"We had about 200 kids absent from school at Rocky today," he said, but since the school enrolls about 2350 kids, that absentee number is normal.
The student identified as the ominous tweeter was not at school Monday and likely will not be there this week, Exline said, declining to say whether that was the school’s choice or the parents' choice.
No disciplinary decision has been made yet, he said, but the punishment for this type of incident "starts with a three-day suspension and can go as high as expulsion for the remainder of the school year." The school will make a recommendation of discipline within five days, starting a process that would likely include a hearing, he said.
And the student could face misdemeanor charges of telephone harassment, a category that covers social-media devices as well as telephones, Basterrechea said. The boy would be charged as a juvenile, and a charging decision is probably a couple of weeks away, he said.
Asked for the bottom line of this situation, the deputy police chief said the student falsely alarmed students and parents and "wasted a lot of people's time."
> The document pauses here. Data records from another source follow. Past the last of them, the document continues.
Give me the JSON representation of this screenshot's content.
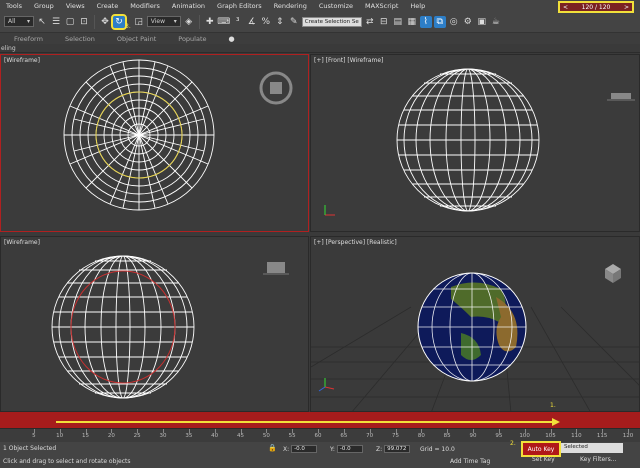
{
  "menu": [
    "Tools",
    "Group",
    "Views",
    "Create",
    "Modifiers",
    "Animation",
    "Graph Editors",
    "Rendering",
    "Customize",
    "MAXScript",
    "Help"
  ],
  "toolbar": {
    "selection_filter": "All",
    "ref_coord": "View",
    "named_selection_placeholder": "Create Selection Se"
  },
  "ribbon": {
    "tabs": [
      "Freeform",
      "Selection",
      "Object Paint",
      "Populate",
      "●"
    ],
    "sub_label": "eling"
  },
  "viewports": {
    "top_left": "[Wireframe]",
    "top_right": "[+] [Front] [Wireframe]",
    "bottom_left": "[Wireframe]",
    "bottom_right": "[+] [Perspective] [Realistic]"
  },
  "timeline": {
    "slider_text": "120 / 120",
    "slider_left": "<",
    "slider_right": ">",
    "progress": 1.0,
    "ticks": [
      5,
      10,
      15,
      20,
      25,
      30,
      35,
      40,
      45,
      50,
      55,
      60,
      65,
      70,
      75,
      80,
      85,
      90,
      95,
      100,
      105,
      110,
      115,
      120
    ]
  },
  "annotations": {
    "step1": "1.",
    "step2": "2.",
    "step3": "3."
  },
  "status": {
    "selected_count": "1 Object Selected",
    "prompt": "Click and drag to select and rotate objects",
    "x_label": "X:",
    "x_value": "-0.0",
    "y_label": "Y:",
    "y_value": "-0.0",
    "z_label": "Z:",
    "z_value": "99.072",
    "grid": "Grid = 10.0",
    "add_time_tag": "Add Time Tag",
    "auto_key": "Auto Key",
    "selected": "Selected",
    "set_key": "Set Key",
    "key_filters": "Key Filters..."
  },
  "colors": {
    "accent_blue": "#2d7ec7",
    "timebar_red": "#a61c1c",
    "highlight_yellow": "#f2e03a"
  }
}
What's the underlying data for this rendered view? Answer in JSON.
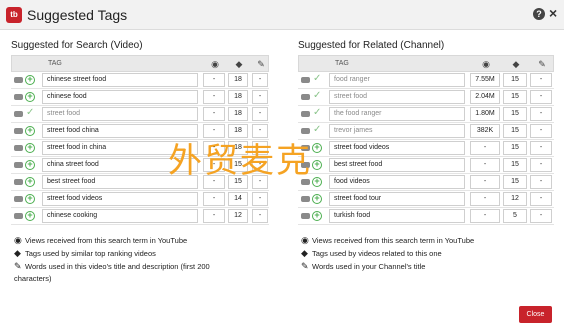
{
  "header": {
    "logo_text": "tb",
    "title": "Suggested Tags",
    "help_glyph": "?",
    "close_glyph": "×"
  },
  "search": {
    "title": "Suggested for Search (Video)",
    "column_tag": "TAG",
    "rows": [
      {
        "tag": "chinese street food",
        "views": "-",
        "similar": "18",
        "words": "-",
        "state": "add"
      },
      {
        "tag": "chinese food",
        "views": "-",
        "similar": "18",
        "words": "-",
        "state": "add"
      },
      {
        "tag": "street food",
        "views": "-",
        "similar": "18",
        "words": "-",
        "state": "added"
      },
      {
        "tag": "street food china",
        "views": "-",
        "similar": "18",
        "words": "-",
        "state": "add"
      },
      {
        "tag": "street food in china",
        "views": "-",
        "similar": "18",
        "words": "-",
        "state": "add"
      },
      {
        "tag": "china street food",
        "views": "-",
        "similar": "15",
        "words": "-",
        "state": "add"
      },
      {
        "tag": "best street food",
        "views": "-",
        "similar": "15",
        "words": "-",
        "state": "add"
      },
      {
        "tag": "street food videos",
        "views": "-",
        "similar": "14",
        "words": "-",
        "state": "add"
      },
      {
        "tag": "chinese cooking",
        "views": "-",
        "similar": "12",
        "words": "-",
        "state": "add"
      }
    ],
    "legend": [
      {
        "icon": "eye-icon",
        "text": "Views received from this search term in YouTube"
      },
      {
        "icon": "tag-icon",
        "text": "Tags used by similar top ranking videos"
      },
      {
        "icon": "pencil-icon",
        "text": "Words used in this video's title and description (first 200"
      },
      {
        "icon": "",
        "text": "characters)"
      }
    ]
  },
  "related": {
    "title": "Suggested for Related (Channel)",
    "column_tag": "TAG",
    "rows": [
      {
        "tag": "food ranger",
        "views": "7.55M",
        "similar": "15",
        "words": "-",
        "state": "added"
      },
      {
        "tag": "street food",
        "views": "2.04M",
        "similar": "15",
        "words": "-",
        "state": "added"
      },
      {
        "tag": "the food ranger",
        "views": "1.80M",
        "similar": "15",
        "words": "-",
        "state": "added"
      },
      {
        "tag": "trevor james",
        "views": "382K",
        "similar": "15",
        "words": "-",
        "state": "added"
      },
      {
        "tag": "street food videos",
        "views": "-",
        "similar": "15",
        "words": "-",
        "state": "add"
      },
      {
        "tag": "best street food",
        "views": "-",
        "similar": "15",
        "words": "-",
        "state": "add"
      },
      {
        "tag": "food videos",
        "views": "-",
        "similar": "15",
        "words": "-",
        "state": "add"
      },
      {
        "tag": "street food tour",
        "views": "-",
        "similar": "12",
        "words": "-",
        "state": "add"
      },
      {
        "tag": "turkish food",
        "views": "-",
        "similar": "5",
        "words": "-",
        "state": "add"
      }
    ],
    "legend": [
      {
        "icon": "eye-icon",
        "text": "Views received from this search term in YouTube"
      },
      {
        "icon": "tag-icon",
        "text": "Tags used by videos related to this one"
      },
      {
        "icon": "pencil-icon",
        "text": "Words used in your Channel's title"
      }
    ]
  },
  "watermark": "外贸麦克",
  "close_button": "Close",
  "colors": {
    "brand": "#c8232b",
    "add": "#4caf50",
    "header_bg": "#f2f2f2",
    "watermark": "#f5a323"
  }
}
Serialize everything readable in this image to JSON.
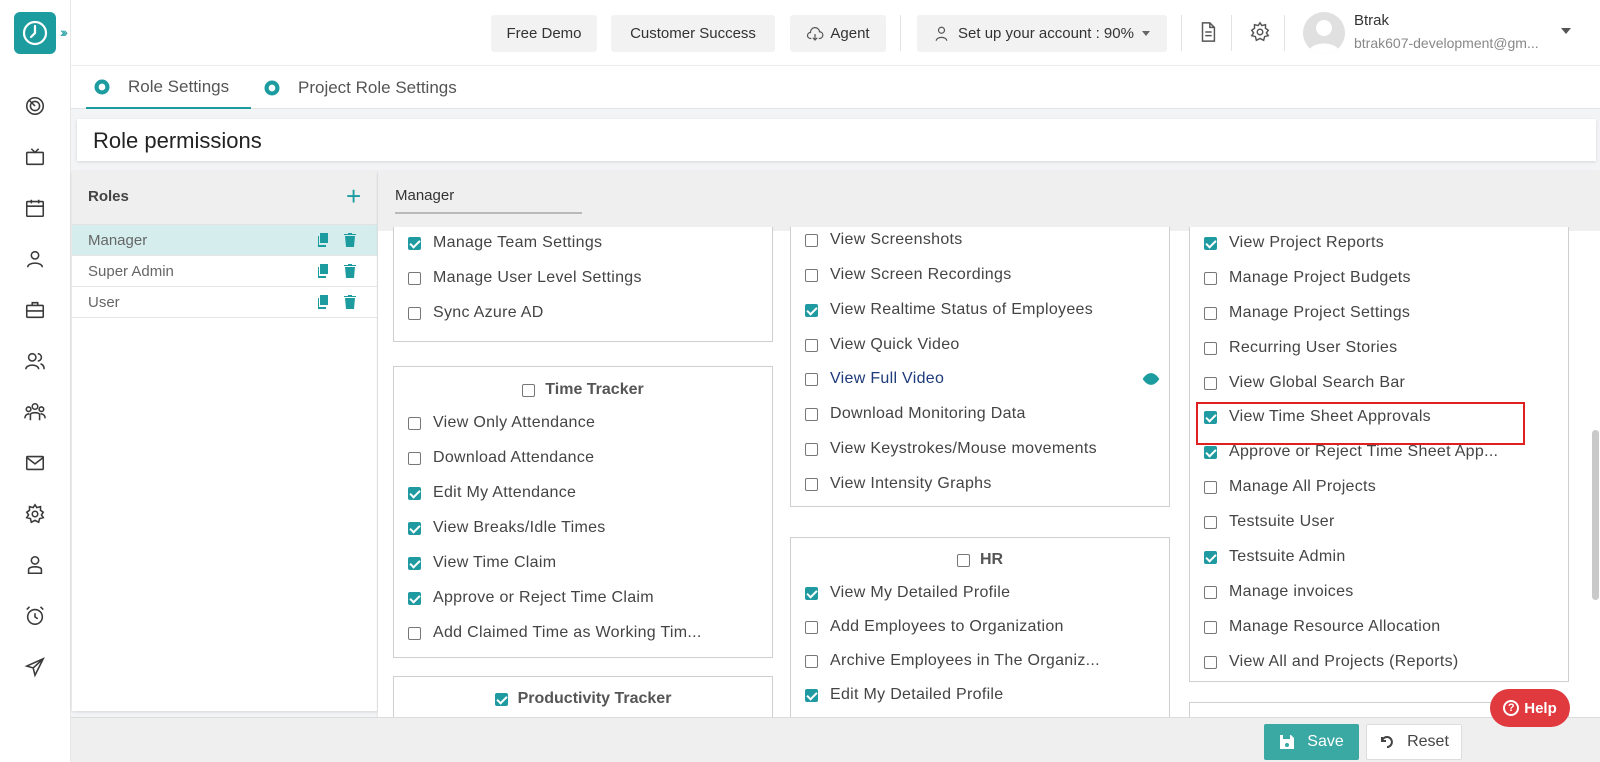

"Kids need to pay attention to what they’re tweeting," Basterrechea said.